Slacktivism has been increasingly noticeable on social media over the last few years. What began as viral ad campaigns cooked up in marketing departments has evolved into something utterly meaningless. Everything now is for a cause- the cause being the namedropping of some hideous illness or misfortune, in relation to a spurious activity designed to impress relative strangers on the internet.
It wasn’t very long ago that people did nice things to help others. Whilst charity has always brought along with it opportunist self-made saints, it used to be that in order to bask in the warm, self satisfied glow of public adulation you actually had to do something. Go abroad to serve on a mission, work in a soup kitchen, volunteer for the salvation army. Maybe even volunteer at a charity shop, a dog kennel, spending time with the elderly. These things used to happen (and still do, probably), and despite the fact that it’s hard to stomach the true motivations many people had for these things, at the very least they were doing them, and we could do nothing but grudgingly tip our hat to even the most odious of them.
Thing is, people today have very little connection to each other, really. We’re all living in some imagined Facebook world. Our traditional idea of interacting with each other has been transformed into a world of text and images, where we can fashion our own identity within the confines of a uniform social media profile.
This imagined, Facebook existence is so influenced by the world’s obsession with celebrity that the Facebook game has become an effort of hitching your flag to the latest bandwagon and riding it until you’ve gained enough likes to convince yourself people actually like you. Maybe it’s because our generation grew up with reality TV, and our world was fashioned by a strange democracy where your popularity in relation to groups of people was legitimised by votes. Very few of us, in this day and age, are comfortable with the concept of people not liking us. In fact to be comfortable with the idea that someone might be directly opposed to your principles is seen as strange, and alien.
All this can be reduced to the fact that so many people are unaware of the fact that they are uncomfortable in their own skin. They cannot face who they are, so they construct a persona to project to the outside world that cares about the trivial things other people care about. They want to be the person who delivers the warnings, delivers the information about carjackings at petrol stations and children being shaved by muslims in Asda toilets. They want people to know they’re patriotic, because other people might agree with them and then they feel part of something.

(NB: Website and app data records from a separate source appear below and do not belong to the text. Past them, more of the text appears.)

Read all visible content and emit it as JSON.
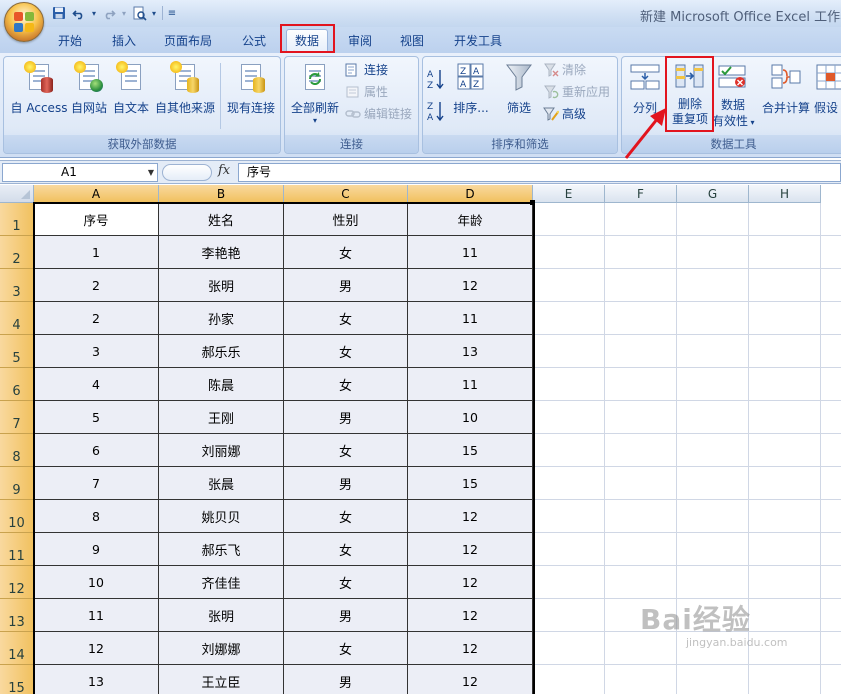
{
  "window": {
    "title": "新建 Microsoft Office Excel 工作表.x"
  },
  "quick_access": {
    "icons": [
      "save-icon",
      "undo-icon",
      "redo-icon",
      "print-preview-icon",
      "customize-qat-icon"
    ]
  },
  "tabs": [
    {
      "label": "开始"
    },
    {
      "label": "插入"
    },
    {
      "label": "页面布局"
    },
    {
      "label": "公式"
    },
    {
      "label": "数据",
      "active": true
    },
    {
      "label": "审阅"
    },
    {
      "label": "视图"
    },
    {
      "label": "开发工具"
    }
  ],
  "ribbon": {
    "external": {
      "label": "获取外部数据",
      "access": "自 Access",
      "web": "自网站",
      "text": "自文本",
      "other": "自其他来源",
      "existing": "现有连接"
    },
    "connections": {
      "label": "连接",
      "refresh_all": "全部刷新",
      "connections": "连接",
      "properties": "属性",
      "edit_links": "编辑链接"
    },
    "sort_filter": {
      "label": "排序和筛选",
      "sort": "排序...",
      "filter": "筛选",
      "clear": "清除",
      "reapply": "重新应用",
      "advanced": "高级"
    },
    "data_tools": {
      "label": "数据工具",
      "split": "分列",
      "remove_dup_1": "删除",
      "remove_dup_2": "重复项",
      "validation_1": "数据",
      "validation_2": "有效性",
      "consolidate": "合并计算",
      "whatif": "假设"
    }
  },
  "formula_bar": {
    "cell_ref": "A1",
    "fx": "fx",
    "value": "序号"
  },
  "sheet": {
    "columns": [
      "A",
      "B",
      "C",
      "D",
      "E",
      "F",
      "G",
      "H"
    ],
    "rows": [
      [
        "序号",
        "姓名",
        "性别",
        "年龄"
      ],
      [
        "1",
        "李艳艳",
        "女",
        "11"
      ],
      [
        "2",
        "张明",
        "男",
        "12"
      ],
      [
        "2",
        "孙家",
        "女",
        "11"
      ],
      [
        "3",
        "郝乐乐",
        "女",
        "13"
      ],
      [
        "4",
        "陈晨",
        "女",
        "11"
      ],
      [
        "5",
        "王刚",
        "男",
        "10"
      ],
      [
        "6",
        "刘丽娜",
        "女",
        "15"
      ],
      [
        "7",
        "张晨",
        "男",
        "15"
      ],
      [
        "8",
        "姚贝贝",
        "女",
        "12"
      ],
      [
        "9",
        "郝乐飞",
        "女",
        "12"
      ],
      [
        "10",
        "齐佳佳",
        "女",
        "12"
      ],
      [
        "11",
        "张明",
        "男",
        "12"
      ],
      [
        "12",
        "刘娜娜",
        "女",
        "12"
      ],
      [
        "13",
        "王立臣",
        "男",
        "12"
      ]
    ],
    "row_numbers": [
      "1",
      "2",
      "3",
      "4",
      "5",
      "6",
      "7",
      "8",
      "9",
      "10",
      "11",
      "12",
      "13",
      "14",
      "15"
    ]
  },
  "watermark": {
    "brand": "Bai经验",
    "url": "jingyan.baidu.com"
  },
  "colors": {
    "highlight": "#e2141e",
    "ribbon_text": "#15428b",
    "data_fill": "#eceef6"
  }
}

Feeling a part of something is the key thing. So many people live fractured, disassociated lives that they have very little self awareness. They do not know who they are, so they manufacture a cartoon that exists online and force that cartoon to become part of whatever social meme is doing the rounds.
Social Media is becoming increasingly worthless. It has eaten itself, and now we’re slowly watching our correspondence descending into effluence.
And as a result, the people who are actually aware of the real world and comfortable with others criticising them have become the weirdos.